As Company H of the 48th New York Regiment posed for a photograph at Fort Pulaski in 1863, some of their comrades played baseball behind them. This is among the earliest photographs of baseball ever taken.
During the first year of the Civil War, Frank Bancroft enlisted as a musician in a New Hampshire Regiment. During his time in the army Bancroft, who served under a false name due to his young age, was wounded in action. After the war, he made a name for himself as one of the most successful managers in baseball. In 1884 he managed the Providence Grays to victory over the New York Metropolitans in a three-game series that was the first championship series known as the "World Series."
Who was Octavius V. Catto
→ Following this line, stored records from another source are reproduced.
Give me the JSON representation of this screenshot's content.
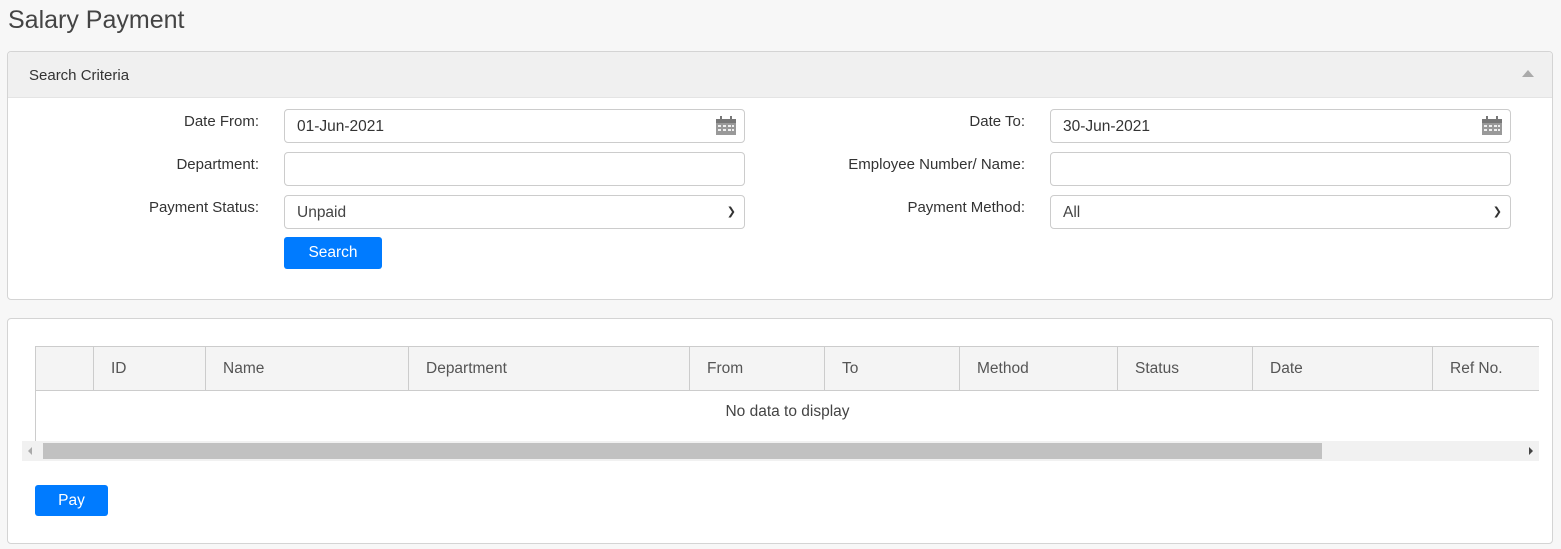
{
  "page": {
    "title": "Salary Payment"
  },
  "search": {
    "header": "Search Criteria",
    "date_from": {
      "label": "Date From:",
      "value": "01-Jun-2021"
    },
    "date_to": {
      "label": "Date To:",
      "value": "30-Jun-2021"
    },
    "department": {
      "label": "Department:",
      "value": ""
    },
    "employee": {
      "label": "Employee Number/ Name:",
      "value": ""
    },
    "payment_status": {
      "label": "Payment Status:",
      "value": "Unpaid"
    },
    "payment_method": {
      "label": "Payment Method:",
      "value": "All"
    },
    "search_button": "Search"
  },
  "grid": {
    "columns": [
      "",
      "ID",
      "Name",
      "Department",
      "From",
      "To",
      "Method",
      "Status",
      "Date",
      "Ref No."
    ],
    "empty_text": "No data to display"
  },
  "actions": {
    "pay_button": "Pay"
  },
  "colors": {
    "primary": "#007bff"
  }
}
Born in 1839, Octavius V. Catto was an educator, civil rights activist, and baseball pioneer. During the Civil War, he helped recruit African Americans for the Union army. After the war, he helped lead a successful effort to desegregate public transportation in Pennsylvania, making use of civil disobedience tactics more than half-a-century before the birth of Martin Luther King Jr. In 1866 Catto helped found the Pythian Base Ball Club in Philadelphia when African Americans were denied membership in all-white organizations such as the Excelsior Base Bale Club. Tragically, on October 10, 1871, Catto fell victim to a white supremacist assassin.